* _Task details_: Return the entries below verbatim. Pictures stay out.

* _Task inputs_:
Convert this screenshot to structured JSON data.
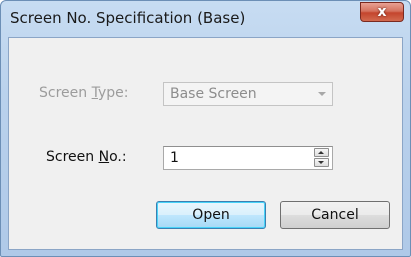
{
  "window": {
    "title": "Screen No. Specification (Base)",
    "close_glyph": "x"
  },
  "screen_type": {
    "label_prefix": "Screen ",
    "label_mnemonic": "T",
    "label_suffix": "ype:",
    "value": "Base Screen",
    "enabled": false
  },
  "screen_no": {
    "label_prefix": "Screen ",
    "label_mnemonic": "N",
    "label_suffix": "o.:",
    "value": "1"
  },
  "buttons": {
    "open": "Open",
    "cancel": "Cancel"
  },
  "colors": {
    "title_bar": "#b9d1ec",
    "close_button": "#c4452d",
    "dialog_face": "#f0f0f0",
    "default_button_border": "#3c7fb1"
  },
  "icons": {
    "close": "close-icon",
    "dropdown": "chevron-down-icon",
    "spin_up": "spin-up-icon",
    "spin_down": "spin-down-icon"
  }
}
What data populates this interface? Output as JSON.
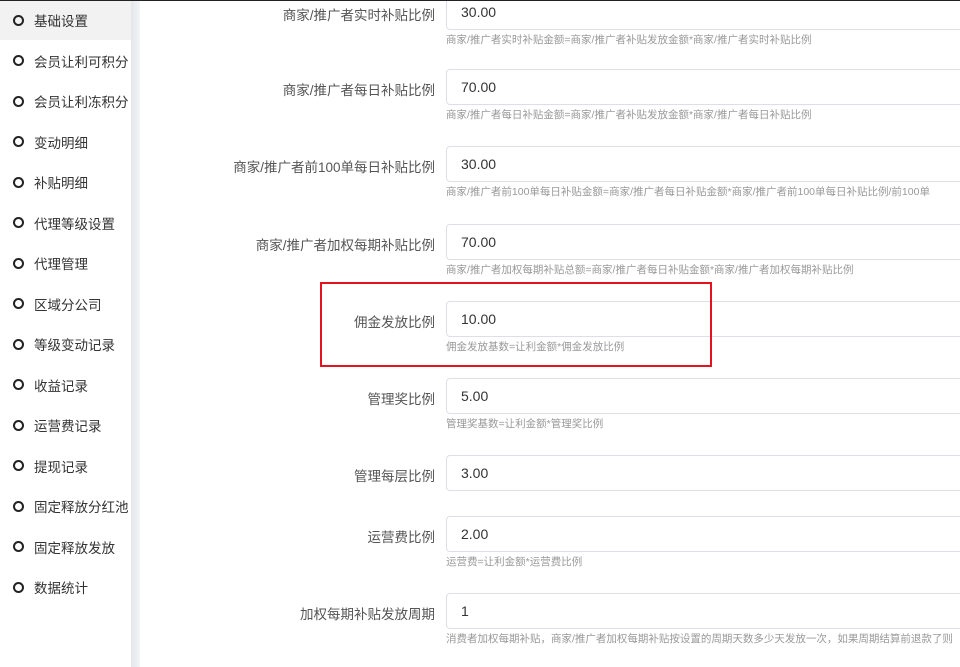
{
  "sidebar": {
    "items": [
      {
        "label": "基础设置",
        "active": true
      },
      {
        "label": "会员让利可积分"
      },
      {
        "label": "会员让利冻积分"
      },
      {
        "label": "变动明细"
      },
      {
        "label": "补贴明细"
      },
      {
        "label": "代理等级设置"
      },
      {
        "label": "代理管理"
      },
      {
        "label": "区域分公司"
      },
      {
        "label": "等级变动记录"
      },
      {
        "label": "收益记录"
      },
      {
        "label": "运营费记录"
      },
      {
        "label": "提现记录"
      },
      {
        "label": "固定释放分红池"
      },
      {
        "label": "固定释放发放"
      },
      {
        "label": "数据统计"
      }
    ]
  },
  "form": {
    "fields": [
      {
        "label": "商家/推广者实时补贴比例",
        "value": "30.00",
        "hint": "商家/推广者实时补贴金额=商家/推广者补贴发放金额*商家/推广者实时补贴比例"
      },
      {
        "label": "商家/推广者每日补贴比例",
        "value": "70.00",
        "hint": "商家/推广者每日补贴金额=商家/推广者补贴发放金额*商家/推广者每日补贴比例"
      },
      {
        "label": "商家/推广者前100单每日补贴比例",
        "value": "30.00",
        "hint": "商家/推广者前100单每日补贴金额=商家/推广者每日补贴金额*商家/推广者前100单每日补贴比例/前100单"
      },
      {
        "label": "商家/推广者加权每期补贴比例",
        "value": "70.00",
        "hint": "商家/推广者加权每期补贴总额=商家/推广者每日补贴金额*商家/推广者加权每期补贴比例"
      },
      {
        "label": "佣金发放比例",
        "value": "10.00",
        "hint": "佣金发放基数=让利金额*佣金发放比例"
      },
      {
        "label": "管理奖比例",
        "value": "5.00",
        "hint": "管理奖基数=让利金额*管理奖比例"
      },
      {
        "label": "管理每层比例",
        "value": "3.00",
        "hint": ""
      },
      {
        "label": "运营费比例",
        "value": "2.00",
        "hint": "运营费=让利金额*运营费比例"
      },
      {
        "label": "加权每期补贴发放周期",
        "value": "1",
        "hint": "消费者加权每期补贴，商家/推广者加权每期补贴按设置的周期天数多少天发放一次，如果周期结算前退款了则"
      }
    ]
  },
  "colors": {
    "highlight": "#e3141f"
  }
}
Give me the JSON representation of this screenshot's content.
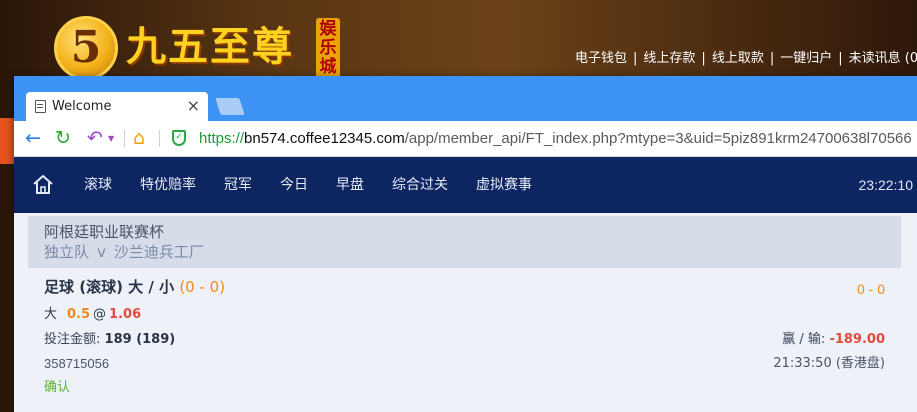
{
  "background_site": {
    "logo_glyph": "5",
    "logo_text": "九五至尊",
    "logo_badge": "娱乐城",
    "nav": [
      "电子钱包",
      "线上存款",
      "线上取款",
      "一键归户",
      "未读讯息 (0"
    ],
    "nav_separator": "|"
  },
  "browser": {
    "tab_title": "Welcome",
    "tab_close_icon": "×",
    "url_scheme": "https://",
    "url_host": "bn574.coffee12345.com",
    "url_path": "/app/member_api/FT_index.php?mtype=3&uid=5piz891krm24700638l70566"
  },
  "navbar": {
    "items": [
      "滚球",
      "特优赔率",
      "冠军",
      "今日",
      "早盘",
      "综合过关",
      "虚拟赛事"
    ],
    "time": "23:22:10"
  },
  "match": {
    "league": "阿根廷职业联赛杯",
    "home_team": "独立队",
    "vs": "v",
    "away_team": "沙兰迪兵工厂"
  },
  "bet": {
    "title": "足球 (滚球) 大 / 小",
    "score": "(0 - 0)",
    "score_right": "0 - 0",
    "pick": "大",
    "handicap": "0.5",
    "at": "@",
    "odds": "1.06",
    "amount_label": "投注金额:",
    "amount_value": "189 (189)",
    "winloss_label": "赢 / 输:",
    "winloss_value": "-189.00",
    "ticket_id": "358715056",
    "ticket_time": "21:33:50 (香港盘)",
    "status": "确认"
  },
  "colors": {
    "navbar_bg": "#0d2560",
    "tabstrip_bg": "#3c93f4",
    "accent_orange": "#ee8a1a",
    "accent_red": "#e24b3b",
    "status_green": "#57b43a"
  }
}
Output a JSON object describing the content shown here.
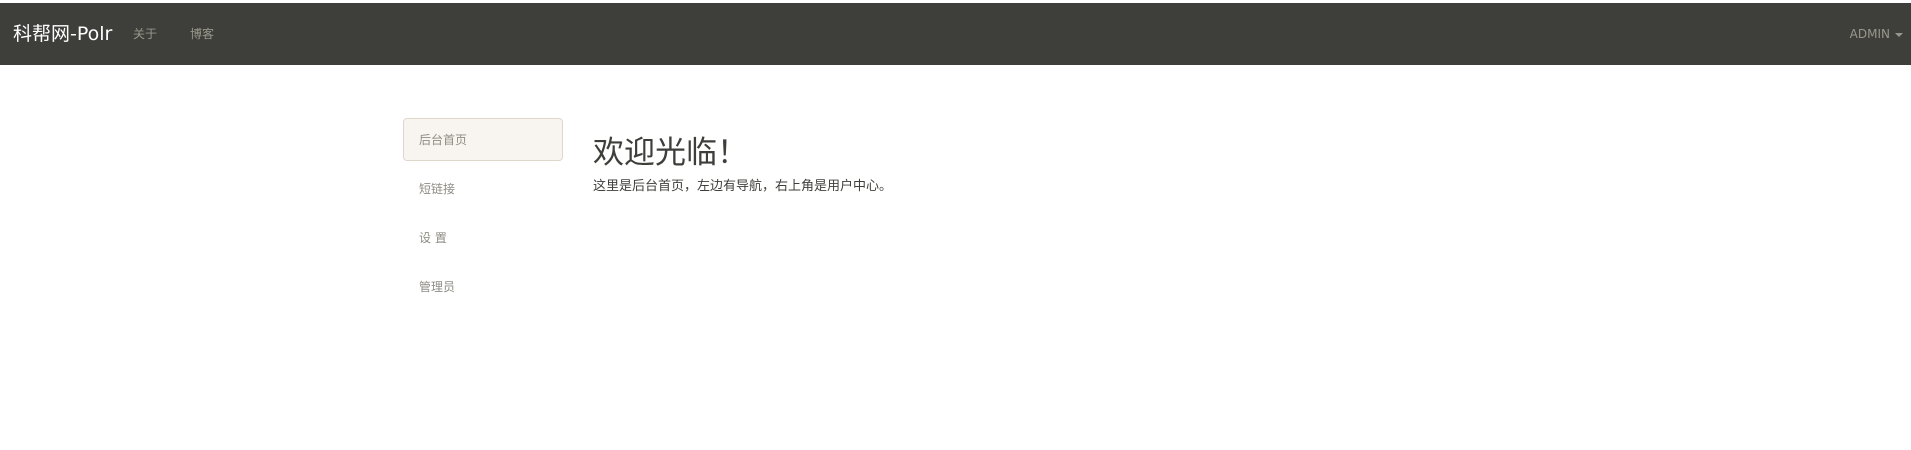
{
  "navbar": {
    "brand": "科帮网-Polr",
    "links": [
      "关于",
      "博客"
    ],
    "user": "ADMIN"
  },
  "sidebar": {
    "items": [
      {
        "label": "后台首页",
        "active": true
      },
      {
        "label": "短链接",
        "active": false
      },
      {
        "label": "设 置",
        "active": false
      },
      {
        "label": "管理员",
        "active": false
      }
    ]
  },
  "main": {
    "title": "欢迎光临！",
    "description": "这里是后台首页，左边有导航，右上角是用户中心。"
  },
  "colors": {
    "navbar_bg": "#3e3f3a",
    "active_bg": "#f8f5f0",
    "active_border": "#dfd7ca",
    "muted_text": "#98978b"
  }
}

* _Your response_:
Convert this screenshot to structured JSON data.
{
  "window": {
    "title": "Screen No. Specification (Base)",
    "close_glyph": "x"
  },
  "screen_type": {
    "label_prefix": "Screen ",
    "label_mnemonic": "T",
    "label_suffix": "ype:",
    "value": "Base Screen",
    "enabled": false
  },
  "screen_no": {
    "label_prefix": "Screen ",
    "label_mnemonic": "N",
    "label_suffix": "o.:",
    "value": "1"
  },
  "buttons": {
    "open": "Open",
    "cancel": "Cancel"
  },
  "colors": {
    "title_bar": "#b9d1ec",
    "close_button": "#c4452d",
    "dialog_face": "#f0f0f0",
    "default_button_border": "#3c7fb1"
  },
  "icons": {
    "close": "close-icon",
    "dropdown": "chevron-down-icon",
    "spin_up": "spin-up-icon",
    "spin_down": "spin-down-icon"
  }
}
What data populates this interface? Output as JSON.
{
  "sidebar": {
    "items": [
      {
        "label": "基础设置",
        "active": true
      },
      {
        "label": "会员让利可积分"
      },
      {
        "label": "会员让利冻积分"
      },
      {
        "label": "变动明细"
      },
      {
        "label": "补贴明细"
      },
      {
        "label": "代理等级设置"
      },
      {
        "label": "代理管理"
      },
      {
        "label": "区域分公司"
      },
      {
        "label": "等级变动记录"
      },
      {
        "label": "收益记录"
      },
      {
        "label": "运营费记录"
      },
      {
        "label": "提现记录"
      },
      {
        "label": "固定释放分红池"
      },
      {
        "label": "固定释放发放"
      },
      {
        "label": "数据统计"
      }
    ]
  },
  "form": {
    "fields": [
      {
        "label": "商家/推广者实时补贴比例",
        "value": "30.00",
        "hint": "商家/推广者实时补贴金额=商家/推广者补贴发放金额*商家/推广者实时补贴比例"
      },
      {
        "label": "商家/推广者每日补贴比例",
        "value": "70.00",
        "hint": "商家/推广者每日补贴金额=商家/推广者补贴发放金额*商家/推广者每日补贴比例"
      },
      {
        "label": "商家/推广者前100单每日补贴比例",
        "value": "30.00",
        "hint": "商家/推广者前100单每日补贴金额=商家/推广者每日补贴金额*商家/推广者前100单每日补贴比例/前100单"
      },
      {
        "label": "商家/推广者加权每期补贴比例",
        "value": "70.00",
        "hint": "商家/推广者加权每期补贴总额=商家/推广者每日补贴金额*商家/推广者加权每期补贴比例"
      },
      {
        "label": "佣金发放比例",
        "value": "10.00",
        "hint": "佣金发放基数=让利金额*佣金发放比例"
      },
      {
        "label": "管理奖比例",
        "value": "5.00",
        "hint": "管理奖基数=让利金额*管理奖比例"
      },
      {
        "label": "管理每层比例",
        "value": "3.00",
        "hint": ""
      },
      {
        "label": "运营费比例",
        "value": "2.00",
        "hint": "运营费=让利金额*运营费比例"
      },
      {
        "label": "加权每期补贴发放周期",
        "value": "1",
        "hint": "消费者加权每期补贴，商家/推广者加权每期补贴按设置的周期天数多少天发放一次，如果周期结算前退款了则"
      }
    ]
  },
  "colors": {
    "highlight": "#e3141f"
  }
}
Give me the JSON representation of this screenshot's content.
{
  "background_site": {
    "logo_glyph": "5",
    "logo_text": "九五至尊",
    "logo_badge": "娱乐城",
    "nav": [
      "电子钱包",
      "线上存款",
      "线上取款",
      "一键归户",
      "未读讯息 (0"
    ],
    "nav_separator": "|"
  },
  "browser": {
    "tab_title": "Welcome",
    "tab_close_icon": "×",
    "url_scheme": "https://",
    "url_host": "bn574.coffee12345.com",
    "url_path": "/app/member_api/FT_index.php?mtype=3&uid=5piz891krm24700638l70566"
  },
  "navbar": {
    "items": [
      "滚球",
      "特优赔率",
      "冠军",
      "今日",
      "早盘",
      "综合过关",
      "虚拟赛事"
    ],
    "time": "23:22:10"
  },
  "match": {
    "league": "阿根廷职业联赛杯",
    "home_team": "独立队",
    "vs": "v",
    "away_team": "沙兰迪兵工厂"
  },
  "bet": {
    "title": "足球 (滚球) 大 / 小",
    "score": "(0 - 0)",
    "score_right": "0 - 0",
    "pick": "大",
    "handicap": "0.5",
    "at": "@",
    "odds": "1.06",
    "amount_label": "投注金额:",
    "amount_value": "189 (189)",
    "winloss_label": "赢 / 输:",
    "winloss_value": "-189.00",
    "ticket_id": "358715056",
    "ticket_time": "21:33:50 (香港盘)",
    "status": "确认"
  },
  "colors": {
    "navbar_bg": "#0d2560",
    "tabstrip_bg": "#3c93f4",
    "accent_orange": "#ee8a1a",
    "accent_red": "#e24b3b",
    "status_green": "#57b43a"
  }
}
Output a JSON object describing the content shown here.
{
  "navbar": {
    "brand": "科帮网-Polr",
    "links": [
      "关于",
      "博客"
    ],
    "user": "ADMIN"
  },
  "sidebar": {
    "items": [
      {
        "label": "后台首页",
        "active": true
      },
      {
        "label": "短链接",
        "active": false
      },
      {
        "label": "设 置",
        "active": false
      },
      {
        "label": "管理员",
        "active": false
      }
    ]
  },
  "main": {
    "title": "欢迎光临！",
    "description": "这里是后台首页，左边有导航，右上角是用户中心。"
  },
  "colors": {
    "navbar_bg": "#3e3f3a",
    "active_bg": "#f8f5f0",
    "active_border": "#dfd7ca",
    "muted_text": "#98978b"
  }
}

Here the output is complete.